- WHAT THE TASK REQUIRES: Take down each entry exactly as written.

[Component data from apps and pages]
+===+
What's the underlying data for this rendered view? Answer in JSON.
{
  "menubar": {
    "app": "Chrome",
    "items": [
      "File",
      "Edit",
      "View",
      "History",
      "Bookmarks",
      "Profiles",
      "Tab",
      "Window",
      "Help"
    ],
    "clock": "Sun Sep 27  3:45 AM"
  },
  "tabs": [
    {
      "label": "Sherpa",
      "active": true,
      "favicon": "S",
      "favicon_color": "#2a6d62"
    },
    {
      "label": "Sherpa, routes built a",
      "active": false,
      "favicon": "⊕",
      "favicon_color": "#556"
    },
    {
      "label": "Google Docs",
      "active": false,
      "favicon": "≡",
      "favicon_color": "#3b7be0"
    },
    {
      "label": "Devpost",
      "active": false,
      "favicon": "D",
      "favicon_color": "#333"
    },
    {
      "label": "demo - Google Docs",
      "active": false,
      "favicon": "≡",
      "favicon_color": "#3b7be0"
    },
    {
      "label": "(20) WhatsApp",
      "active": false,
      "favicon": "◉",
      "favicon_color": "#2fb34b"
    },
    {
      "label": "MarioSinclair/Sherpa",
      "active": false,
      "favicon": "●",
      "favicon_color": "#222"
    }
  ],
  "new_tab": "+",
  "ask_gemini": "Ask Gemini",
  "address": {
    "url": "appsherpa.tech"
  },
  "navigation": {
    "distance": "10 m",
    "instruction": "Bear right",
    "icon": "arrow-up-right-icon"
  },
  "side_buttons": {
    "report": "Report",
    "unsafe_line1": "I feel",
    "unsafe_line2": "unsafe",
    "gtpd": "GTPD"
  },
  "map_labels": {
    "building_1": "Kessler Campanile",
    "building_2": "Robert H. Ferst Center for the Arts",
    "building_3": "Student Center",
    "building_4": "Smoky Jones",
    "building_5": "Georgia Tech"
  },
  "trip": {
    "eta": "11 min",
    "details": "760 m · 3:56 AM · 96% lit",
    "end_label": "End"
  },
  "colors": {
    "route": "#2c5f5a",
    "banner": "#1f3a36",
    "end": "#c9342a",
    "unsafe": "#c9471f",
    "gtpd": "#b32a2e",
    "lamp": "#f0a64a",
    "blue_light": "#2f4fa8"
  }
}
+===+
- REPLY:
What's the underlying data for this rendered view? Answer in JSON.
{
  "menubar": {
    "app": "Chrome",
    "items": [
      "File",
      "Edit",
      "View",
      "History",
      "Bookmarks",
      "Profiles",
      "Tab",
      "Window",
      "Help"
    ],
    "clock": "Sun Sep 27  3:45 AM"
  },
  "tabs": [
    {
      "label": "Sherpa",
      "active": true,
      "favicon": "S",
      "favicon_color": "#2a6d62"
    },
    {
      "label": "Sherpa, routes built a",
      "active": false,
      "favicon": "⊕",
      "favicon_color": "#556"
    },
    {
      "label": "Google Docs",
      "active": false,
      "favicon": "≡",
      "favicon_color": "#3b7be0"
    },
    {
      "label": "Devpost",
      "active": false,
      "favicon": "D",
      "favicon_color": "#333"
    },
    {
      "label": "demo - Google Docs",
      "active": false,
      "favicon": "≡",
      "favicon_color": "#3b7be0"
    },
    {
      "label": "(20) WhatsApp",
      "active": false,
      "favicon": "◉",
      "favicon_color": "#2fb34b"
    },
    {
      "label": "MarioSinclair/Sherpa",
      "active": false,
      "favicon": "●",
      "favicon_color": "#222"
    }
  ],
  "new_tab": "+",
  "ask_gemini": "Ask Gemini",
  "address": {
    "url": "appsherpa.tech"
  },
  "navigation": {
    "distance": "10 m",
    "instruction": "Bear right",
    "icon": "arrow-up-right-icon"
  },
  "side_buttons": {
    "report": "Report",
    "unsafe_line1": "I feel",
    "unsafe_line2": "unsafe",
    "gtpd": "GTPD"
  },
  "map_labels": {
    "building_1": "Kessler Campanile",
    "building_2": "Robert H. Ferst Center for the Arts",
    "building_3": "Student Center",
    "building_4": "Smoky Jones",
    "building_5": "Georgia Tech"
  },
  "trip": {
    "eta": "11 min",
    "details": "760 m · 3:56 AM · 96% lit",
    "end_label": "End"
  },
  "colors": {
    "route": "#2c5f5a",
    "banner": "#1f3a36",
    "end": "#c9342a",
    "unsafe": "#c9471f",
    "gtpd": "#b32a2e",
    "lamp": "#f0a64a",
    "blue_light": "#2f4fa8"
  }
}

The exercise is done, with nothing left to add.